In Santiago, at the foot of the Manquehue hill, architect Cazú Zegers designed a single-family house that has the appearance of an open pavilion, which works in deep harmony with the natural landscape. The idea of Cazú Zegers was not to create one unique, isolated building, but rather a building whose façade blended in with the nearby house of Cazú’s sister, designed by architect Luis Izquierdo.
Inspired by a sculpture by Richard Serra admired in the Guggenheim Museum of Bilbao, the house designed by Cazú Zegers is a reflection of the lines of Luis Izquierdo's building and combines them with a façade made of sinuous walls of reinforced concrete.
These sinuous lines, geometrically defined by the rules of the golden ratio, hide the entrance and evoke lines of sand blown by the wind, hence the term "Soplo", "whisper", from which the house takes its name.
The roof of the house was taken to be a fifth façade, and is covered by a garden, contributing to the thermal efficiency of the house. The plan of the house is the result of careful work regarding subtraction, which allows for flexible and dynamic spaces, where the different rooms have no hierarchy. The garden imitates a typical agricultural landscape and is divided into wide curved terraces that mimic the entrance walls, and end with a 25-metre swimming pool.
Architect: Cazú Zegers (Cazú Zegers Arquitectura)
Collaborator: Grupo Aira (Francisco Garcia Huidobro)

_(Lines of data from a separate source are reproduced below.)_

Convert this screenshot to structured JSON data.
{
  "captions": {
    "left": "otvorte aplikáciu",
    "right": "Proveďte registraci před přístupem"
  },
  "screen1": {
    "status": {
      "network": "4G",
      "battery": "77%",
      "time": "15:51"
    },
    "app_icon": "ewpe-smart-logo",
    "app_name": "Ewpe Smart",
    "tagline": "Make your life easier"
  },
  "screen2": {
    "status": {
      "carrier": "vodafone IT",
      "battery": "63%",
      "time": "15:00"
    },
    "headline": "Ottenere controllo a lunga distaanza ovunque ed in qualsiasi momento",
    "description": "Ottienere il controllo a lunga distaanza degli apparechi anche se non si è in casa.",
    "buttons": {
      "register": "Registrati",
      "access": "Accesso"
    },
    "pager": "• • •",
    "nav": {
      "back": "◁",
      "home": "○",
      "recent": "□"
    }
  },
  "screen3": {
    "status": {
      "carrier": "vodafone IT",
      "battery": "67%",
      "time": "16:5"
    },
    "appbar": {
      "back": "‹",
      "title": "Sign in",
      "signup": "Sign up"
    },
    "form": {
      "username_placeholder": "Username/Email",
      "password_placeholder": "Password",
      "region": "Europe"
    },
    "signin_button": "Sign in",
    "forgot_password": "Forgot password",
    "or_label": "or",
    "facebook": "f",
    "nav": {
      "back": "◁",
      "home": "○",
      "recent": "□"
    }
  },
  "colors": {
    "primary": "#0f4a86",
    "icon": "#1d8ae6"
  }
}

Landscape: Teresa Moller y asociados
Location: Santiago, Cile
Images courtesy of Cazú Zegers Arquitectura, photo by Isabel Fernandez